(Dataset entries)
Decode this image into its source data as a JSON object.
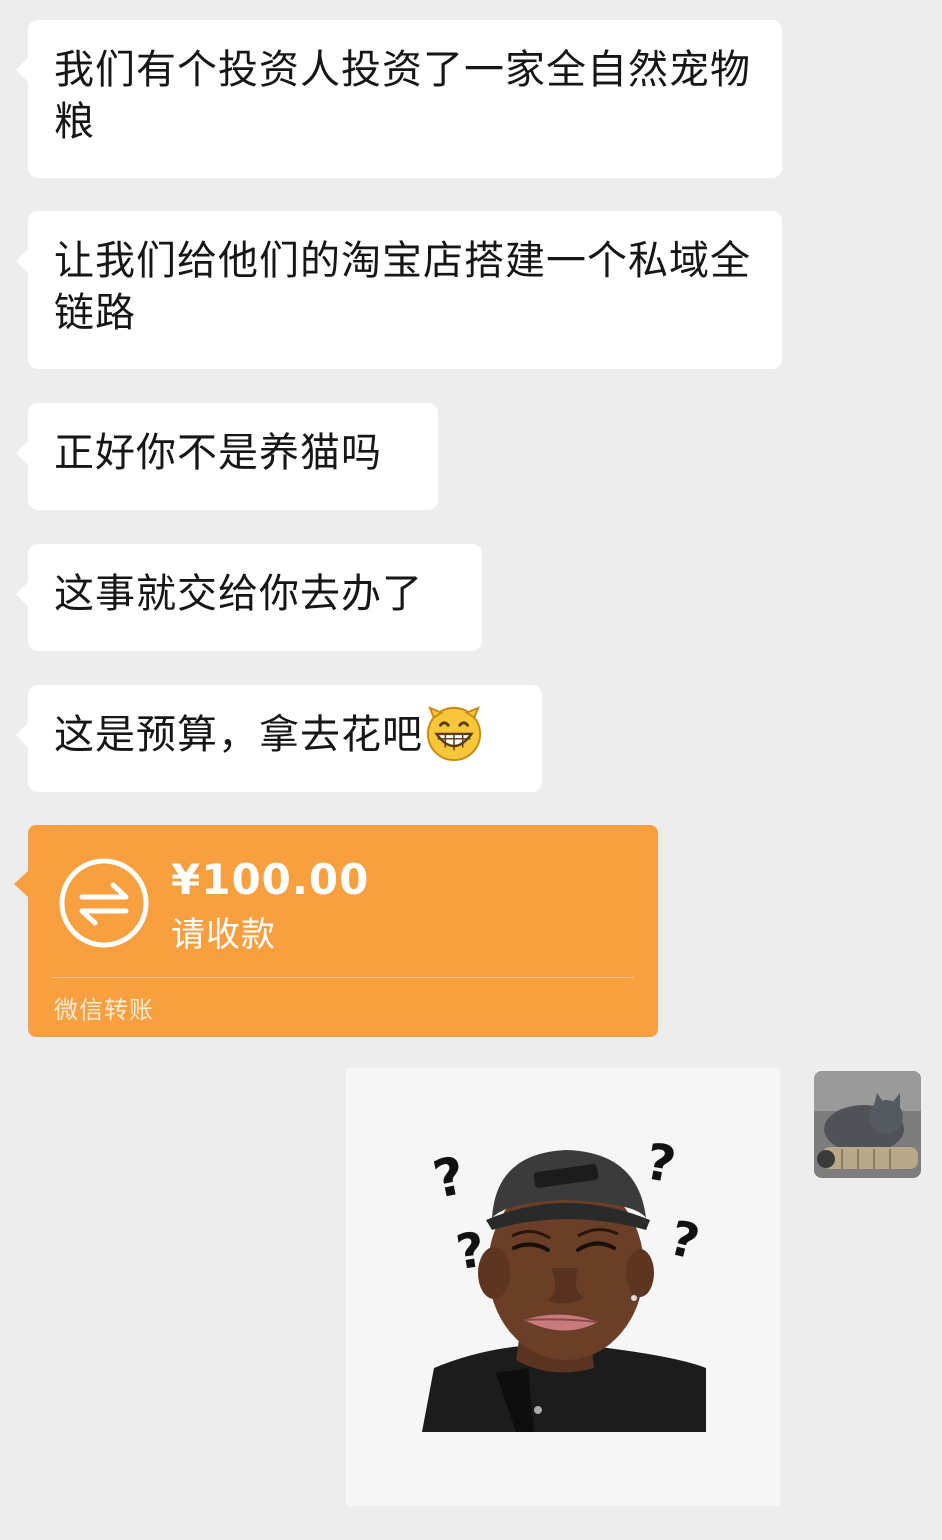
{
  "messages": [
    {
      "text": "我们有个投资人投资了一家全自然宠物粮"
    },
    {
      "text": "让我们给他们的淘宝店搭建一个私域全链路"
    },
    {
      "text": "正好你不是养猫吗"
    },
    {
      "text": "这事就交给你去办了"
    },
    {
      "text": "这是预算，拿去花吧",
      "emoji": "grinning-face-emoji"
    }
  ],
  "transfer": {
    "amount": "¥100.00",
    "status": "请收款",
    "footer": "微信转账",
    "icon": "transfer-arrows-icon",
    "color": "#f8a03f"
  },
  "reply": {
    "sticker": "confused-man-question-marks-sticker",
    "avatar": "cat-avatar"
  },
  "colors": {
    "background": "#ededed",
    "bubble": "#ffffff",
    "text": "#161616"
  }
}
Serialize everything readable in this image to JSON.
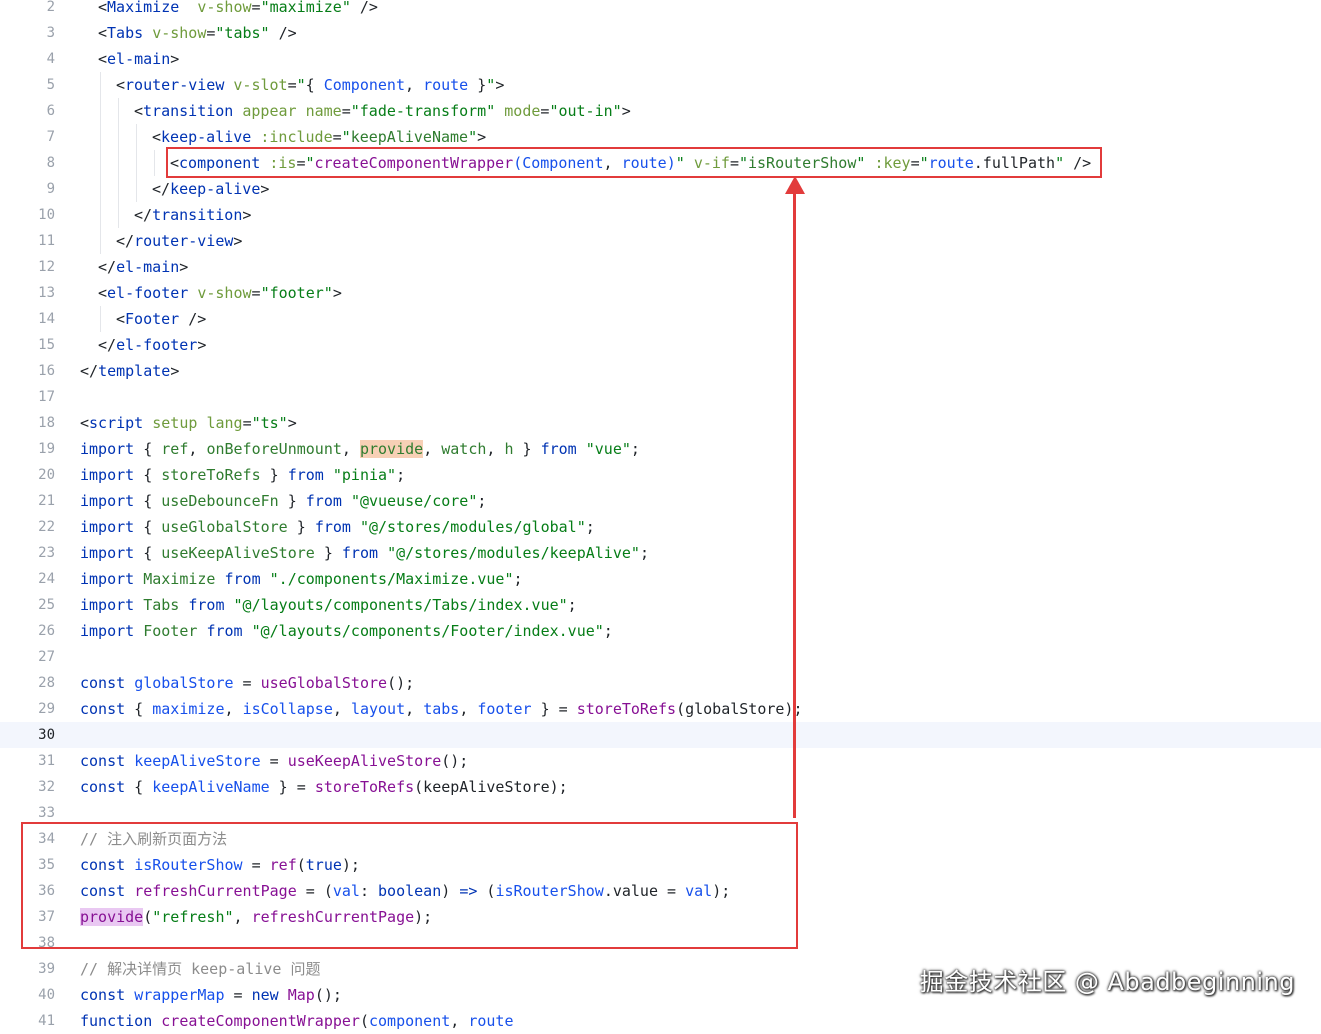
{
  "editor": {
    "active_line": 30,
    "lines": [
      {
        "n": 2,
        "tokens": [
          [
            "brk",
            "<"
          ],
          [
            "tag",
            "Maximize"
          ],
          [
            "",
            "  "
          ],
          [
            "dir",
            "v-show"
          ],
          [
            "",
            "="
          ],
          [
            "str",
            "\"maximize\""
          ],
          [
            "",
            " "
          ],
          [
            "brk",
            "/>"
          ]
        ]
      },
      {
        "n": 3,
        "tokens": [
          [
            "brk",
            "<"
          ],
          [
            "tag",
            "Tabs"
          ],
          [
            "",
            " "
          ],
          [
            "dir",
            "v-show"
          ],
          [
            "",
            "="
          ],
          [
            "str",
            "\"tabs\""
          ],
          [
            "",
            " "
          ],
          [
            "brk",
            "/>"
          ]
        ]
      },
      {
        "n": 4,
        "tokens": [
          [
            "brk",
            "<"
          ],
          [
            "tag",
            "el-main"
          ],
          [
            "brk",
            ">"
          ]
        ]
      },
      {
        "n": 5,
        "tokens": [
          [
            "brk",
            "<"
          ],
          [
            "tag",
            "router-view"
          ],
          [
            "",
            " "
          ],
          [
            "dir",
            "v-slot"
          ],
          [
            "",
            "="
          ],
          [
            "str",
            "\""
          ],
          [
            "brk",
            "{ "
          ],
          [
            "attr",
            "Component"
          ],
          [
            "",
            ", "
          ],
          [
            "attr",
            "route"
          ],
          [
            "brk",
            " }"
          ],
          [
            "str",
            "\""
          ],
          [
            "brk",
            ">"
          ]
        ]
      },
      {
        "n": 6,
        "tokens": [
          [
            "brk",
            "<"
          ],
          [
            "tag",
            "transition"
          ],
          [
            "",
            " "
          ],
          [
            "dir",
            "appear"
          ],
          [
            "",
            " "
          ],
          [
            "dir",
            "name"
          ],
          [
            "",
            "="
          ],
          [
            "str",
            "\"fade-transform\""
          ],
          [
            "",
            " "
          ],
          [
            "dir",
            "mode"
          ],
          [
            "",
            "="
          ],
          [
            "str",
            "\"out-in\""
          ],
          [
            "brk",
            ">"
          ]
        ]
      },
      {
        "n": 7,
        "tokens": [
          [
            "brk",
            "<"
          ],
          [
            "tag",
            "keep-alive"
          ],
          [
            "",
            " "
          ],
          [
            "dir",
            ":include"
          ],
          [
            "",
            "="
          ],
          [
            "str",
            "\""
          ],
          [
            "ident",
            "keepAliveName"
          ],
          [
            "str",
            "\""
          ],
          [
            "brk",
            ">"
          ]
        ]
      },
      {
        "n": 8,
        "tokens": [
          [
            "brk",
            "<"
          ],
          [
            "tag",
            "component"
          ],
          [
            "",
            " "
          ],
          [
            "dir",
            ":is"
          ],
          [
            "",
            "="
          ],
          [
            "str",
            "\""
          ],
          [
            "var",
            "createComponentWrapper"
          ],
          [
            "attr",
            "(Component"
          ],
          [
            "",
            ", "
          ],
          [
            "attr",
            "route)"
          ],
          [
            "str",
            "\""
          ],
          [
            "",
            " "
          ],
          [
            "dir",
            "v-if"
          ],
          [
            "",
            "="
          ],
          [
            "str",
            "\""
          ],
          [
            "ident",
            "isRouterShow"
          ],
          [
            "str",
            "\""
          ],
          [
            "",
            " "
          ],
          [
            "dir",
            ":key"
          ],
          [
            "",
            "="
          ],
          [
            "str",
            "\""
          ],
          [
            "attr",
            "route"
          ],
          [
            "",
            ".fullPath"
          ],
          [
            "str",
            "\""
          ],
          [
            "",
            " "
          ],
          [
            "brk",
            "/>"
          ]
        ]
      },
      {
        "n": 9,
        "tokens": [
          [
            "brk",
            "</"
          ],
          [
            "tag",
            "keep-alive"
          ],
          [
            "brk",
            ">"
          ]
        ]
      },
      {
        "n": 10,
        "tokens": [
          [
            "brk",
            "</"
          ],
          [
            "tag",
            "transition"
          ],
          [
            "brk",
            ">"
          ]
        ]
      },
      {
        "n": 11,
        "tokens": [
          [
            "brk",
            "</"
          ],
          [
            "tag",
            "router-view"
          ],
          [
            "brk",
            ">"
          ]
        ]
      },
      {
        "n": 12,
        "tokens": [
          [
            "brk",
            "</"
          ],
          [
            "tag",
            "el-main"
          ],
          [
            "brk",
            ">"
          ]
        ]
      },
      {
        "n": 13,
        "tokens": [
          [
            "brk",
            "<"
          ],
          [
            "tag",
            "el-footer"
          ],
          [
            "",
            " "
          ],
          [
            "dir",
            "v-show"
          ],
          [
            "",
            "="
          ],
          [
            "str",
            "\"footer\""
          ],
          [
            "brk",
            ">"
          ]
        ]
      },
      {
        "n": 14,
        "tokens": [
          [
            "brk",
            "<"
          ],
          [
            "tag",
            "Footer"
          ],
          [
            "",
            " "
          ],
          [
            "brk",
            "/>"
          ]
        ]
      },
      {
        "n": 15,
        "tokens": [
          [
            "brk",
            "</"
          ],
          [
            "tag",
            "el-footer"
          ],
          [
            "brk",
            ">"
          ]
        ]
      },
      {
        "n": 16,
        "tokens": [
          [
            "brk",
            "</"
          ],
          [
            "tag",
            "template"
          ],
          [
            "brk",
            ">"
          ]
        ]
      },
      {
        "n": 17,
        "tokens": []
      },
      {
        "n": 18,
        "tokens": [
          [
            "brk",
            "<"
          ],
          [
            "tag",
            "script"
          ],
          [
            "",
            " "
          ],
          [
            "dir",
            "setup"
          ],
          [
            "",
            " "
          ],
          [
            "dir",
            "lang"
          ],
          [
            "",
            "="
          ],
          [
            "str",
            "\"ts\""
          ],
          [
            "brk",
            ">"
          ]
        ]
      },
      {
        "n": 19,
        "tokens": [
          [
            "kw",
            "import"
          ],
          [
            "brk",
            " { "
          ],
          [
            "ident",
            "ref"
          ],
          [
            "",
            ", "
          ],
          [
            "ident",
            "onBeforeUnmount"
          ],
          [
            "",
            ", "
          ],
          [
            "hl",
            "provide"
          ],
          [
            "",
            ", "
          ],
          [
            "ident",
            "watch"
          ],
          [
            "",
            ", "
          ],
          [
            "ident",
            "h"
          ],
          [
            "brk",
            " } "
          ],
          [
            "kw",
            "from"
          ],
          [
            "",
            " "
          ],
          [
            "str",
            "\"vue\""
          ],
          [
            "",
            ";"
          ]
        ]
      },
      {
        "n": 20,
        "tokens": [
          [
            "kw",
            "import"
          ],
          [
            "brk",
            " { "
          ],
          [
            "ident",
            "storeToRefs"
          ],
          [
            "brk",
            " } "
          ],
          [
            "kw",
            "from"
          ],
          [
            "",
            " "
          ],
          [
            "str",
            "\"pinia\""
          ],
          [
            "",
            ";"
          ]
        ]
      },
      {
        "n": 21,
        "tokens": [
          [
            "kw",
            "import"
          ],
          [
            "brk",
            " { "
          ],
          [
            "ident",
            "useDebounceFn"
          ],
          [
            "brk",
            " } "
          ],
          [
            "kw",
            "from"
          ],
          [
            "",
            " "
          ],
          [
            "str",
            "\"@vueuse/core\""
          ],
          [
            "",
            ";"
          ]
        ]
      },
      {
        "n": 22,
        "tokens": [
          [
            "kw",
            "import"
          ],
          [
            "brk",
            " { "
          ],
          [
            "ident",
            "useGlobalStore"
          ],
          [
            "brk",
            " } "
          ],
          [
            "kw",
            "from"
          ],
          [
            "",
            " "
          ],
          [
            "str",
            "\"@/stores/modules/global\""
          ],
          [
            "",
            ";"
          ]
        ]
      },
      {
        "n": 23,
        "tokens": [
          [
            "kw",
            "import"
          ],
          [
            "brk",
            " { "
          ],
          [
            "ident",
            "useKeepAliveStore"
          ],
          [
            "brk",
            " } "
          ],
          [
            "kw",
            "from"
          ],
          [
            "",
            " "
          ],
          [
            "str",
            "\"@/stores/modules/keepAlive\""
          ],
          [
            "",
            ";"
          ]
        ]
      },
      {
        "n": 24,
        "tokens": [
          [
            "kw",
            "import"
          ],
          [
            "",
            " "
          ],
          [
            "ident",
            "Maximize"
          ],
          [
            "",
            " "
          ],
          [
            "kw",
            "from"
          ],
          [
            "",
            " "
          ],
          [
            "str",
            "\"./components/Maximize.vue\""
          ],
          [
            "",
            ";"
          ]
        ]
      },
      {
        "n": 25,
        "tokens": [
          [
            "kw",
            "import"
          ],
          [
            "",
            " "
          ],
          [
            "ident",
            "Tabs"
          ],
          [
            "",
            " "
          ],
          [
            "kw",
            "from"
          ],
          [
            "",
            " "
          ],
          [
            "str",
            "\"@/layouts/components/Tabs/index.vue\""
          ],
          [
            "",
            ";"
          ]
        ]
      },
      {
        "n": 26,
        "tokens": [
          [
            "kw",
            "import"
          ],
          [
            "",
            " "
          ],
          [
            "ident",
            "Footer"
          ],
          [
            "",
            " "
          ],
          [
            "kw",
            "from"
          ],
          [
            "",
            " "
          ],
          [
            "str",
            "\"@/layouts/components/Footer/index.vue\""
          ],
          [
            "",
            ";"
          ]
        ]
      },
      {
        "n": 27,
        "tokens": []
      },
      {
        "n": 28,
        "tokens": [
          [
            "kw",
            "const"
          ],
          [
            "",
            " "
          ],
          [
            "attr",
            "globalStore"
          ],
          [
            "",
            " = "
          ],
          [
            "var",
            "useGlobalStore"
          ],
          [
            "",
            "();"
          ]
        ]
      },
      {
        "n": 29,
        "tokens": [
          [
            "kw",
            "const"
          ],
          [
            "brk",
            " { "
          ],
          [
            "attr",
            "maximize"
          ],
          [
            "",
            ", "
          ],
          [
            "attr",
            "isCollapse"
          ],
          [
            "",
            ", "
          ],
          [
            "attr",
            "layout"
          ],
          [
            "",
            ", "
          ],
          [
            "attr",
            "tabs"
          ],
          [
            "",
            ", "
          ],
          [
            "attr",
            "footer"
          ],
          [
            "brk",
            " }"
          ],
          [
            "",
            " = "
          ],
          [
            "var",
            "storeToRefs"
          ],
          [
            "",
            "(globalStore);"
          ]
        ]
      },
      {
        "n": 30,
        "tokens": []
      },
      {
        "n": 31,
        "tokens": [
          [
            "kw",
            "const"
          ],
          [
            "",
            " "
          ],
          [
            "attr",
            "keepAliveStore"
          ],
          [
            "",
            " = "
          ],
          [
            "var",
            "useKeepAliveStore"
          ],
          [
            "",
            "();"
          ]
        ]
      },
      {
        "n": 32,
        "tokens": [
          [
            "kw",
            "const"
          ],
          [
            "brk",
            " { "
          ],
          [
            "attr",
            "keepAliveName"
          ],
          [
            "brk",
            " }"
          ],
          [
            "",
            " = "
          ],
          [
            "var",
            "storeToRefs"
          ],
          [
            "",
            "(keepAliveStore);"
          ]
        ]
      },
      {
        "n": 33,
        "tokens": []
      },
      {
        "n": 34,
        "tokens": [
          [
            "cmt",
            "// 注入刷新页面方法"
          ]
        ]
      },
      {
        "n": 35,
        "tokens": [
          [
            "kw",
            "const"
          ],
          [
            "",
            " "
          ],
          [
            "attr",
            "isRouterShow"
          ],
          [
            "",
            " = "
          ],
          [
            "var",
            "ref"
          ],
          [
            "",
            "("
          ],
          [
            "kw",
            "true"
          ],
          [
            "",
            ");"
          ]
        ]
      },
      {
        "n": 36,
        "tokens": [
          [
            "kw",
            "const"
          ],
          [
            "",
            " "
          ],
          [
            "var",
            "refreshCurrentPage"
          ],
          [
            "",
            " = ("
          ],
          [
            "attr",
            "val"
          ],
          [
            "",
            ": "
          ],
          [
            "kw",
            "boolean"
          ],
          [
            "",
            ") "
          ],
          [
            "kw",
            "=>"
          ],
          [
            "",
            " ("
          ],
          [
            "attr",
            "isRouterShow"
          ],
          [
            "",
            ".value = "
          ],
          [
            "attr",
            "val"
          ],
          [
            "",
            ");"
          ]
        ]
      },
      {
        "n": 37,
        "tokens": [
          [
            "hlp",
            "provide"
          ],
          [
            "",
            "("
          ],
          [
            "str",
            "\"refresh\""
          ],
          [
            "",
            ", "
          ],
          [
            "var",
            "refreshCurrentPage"
          ],
          [
            "",
            ");"
          ]
        ]
      },
      {
        "n": 38,
        "tokens": []
      },
      {
        "n": 39,
        "tokens": [
          [
            "cmt",
            "// 解决详情页 keep-alive 问题"
          ]
        ]
      },
      {
        "n": 40,
        "tokens": [
          [
            "kw",
            "const"
          ],
          [
            "",
            " "
          ],
          [
            "attr",
            "wrapperMap"
          ],
          [
            "",
            " = "
          ],
          [
            "kw",
            "new"
          ],
          [
            "",
            " "
          ],
          [
            "var",
            "Map"
          ],
          [
            "",
            "();"
          ]
        ]
      },
      {
        "n": 41,
        "tokens": [
          [
            "kw",
            "function"
          ],
          [
            "",
            " "
          ],
          [
            "var",
            "createComponentWrapper"
          ],
          [
            "",
            "("
          ],
          [
            "attr",
            "component"
          ],
          [
            "",
            ", "
          ],
          [
            "attr",
            "route"
          ],
          [
            ") {"
          ]
        ]
      }
    ]
  },
  "watermark": "掘金技术社区 @ Abadbeginning",
  "annotation_color": "#e23b3b"
}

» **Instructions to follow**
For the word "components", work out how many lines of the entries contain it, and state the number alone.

» **Exercise solution**
3